- [WHAT IS NEEDED]:
Your task is to output every record exactly as it is given.

- [INPUT]:
___
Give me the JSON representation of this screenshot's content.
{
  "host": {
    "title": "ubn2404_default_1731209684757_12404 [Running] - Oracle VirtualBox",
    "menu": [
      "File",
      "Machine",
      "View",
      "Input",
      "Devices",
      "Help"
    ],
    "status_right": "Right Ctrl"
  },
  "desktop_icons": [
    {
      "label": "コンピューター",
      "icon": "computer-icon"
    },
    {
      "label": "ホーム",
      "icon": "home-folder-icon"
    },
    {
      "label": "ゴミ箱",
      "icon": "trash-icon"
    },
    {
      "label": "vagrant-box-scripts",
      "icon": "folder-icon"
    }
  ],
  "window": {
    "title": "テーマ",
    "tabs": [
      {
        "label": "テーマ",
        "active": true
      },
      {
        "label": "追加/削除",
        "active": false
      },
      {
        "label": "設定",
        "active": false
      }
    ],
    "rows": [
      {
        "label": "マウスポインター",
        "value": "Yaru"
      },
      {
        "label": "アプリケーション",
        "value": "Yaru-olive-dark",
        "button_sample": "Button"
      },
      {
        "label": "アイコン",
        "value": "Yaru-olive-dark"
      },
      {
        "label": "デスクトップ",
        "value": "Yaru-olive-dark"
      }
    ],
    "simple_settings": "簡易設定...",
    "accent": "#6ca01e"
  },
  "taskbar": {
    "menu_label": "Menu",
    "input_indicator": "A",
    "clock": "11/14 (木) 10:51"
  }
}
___
- [ANSWER TO THE EXERCISE]:
Give me the JSON representation of this screenshot's content.
{
  "host": {
    "title": "ubn2404_default_1731209684757_12404 [Running] - Oracle VirtualBox",
    "menu": [
      "File",
      "Machine",
      "View",
      "Input",
      "Devices",
      "Help"
    ],
    "status_right": "Right Ctrl"
  },
  "desktop_icons": [
    {
      "label": "コンピューター",
      "icon": "computer-icon"
    },
    {
      "label": "ホーム",
      "icon": "home-folder-icon"
    },
    {
      "label": "ゴミ箱",
      "icon": "trash-icon"
    },
    {
      "label": "vagrant-box-scripts",
      "icon": "folder-icon"
    }
  ],
  "window": {
    "title": "テーマ",
    "tabs": [
      {
        "label": "テーマ",
        "active": true
      },
      {
        "label": "追加/削除",
        "active": false
      },
      {
        "label": "設定",
        "active": false
      }
    ],
    "rows": [
      {
        "label": "マウスポインター",
        "value": "Yaru"
      },
      {
        "label": "アプリケーション",
        "value": "Yaru-olive-dark",
        "button_sample": "Button"
      },
      {
        "label": "アイコン",
        "value": "Yaru-olive-dark"
      },
      {
        "label": "デスクトップ",
        "value": "Yaru-olive-dark"
      }
    ],
    "simple_settings": "簡易設定...",
    "accent": "#6ca01e"
  },
  "taskbar": {
    "menu_label": "Menu",
    "input_indicator": "A",
    "clock": "11/14 (木) 10:51"
  }
}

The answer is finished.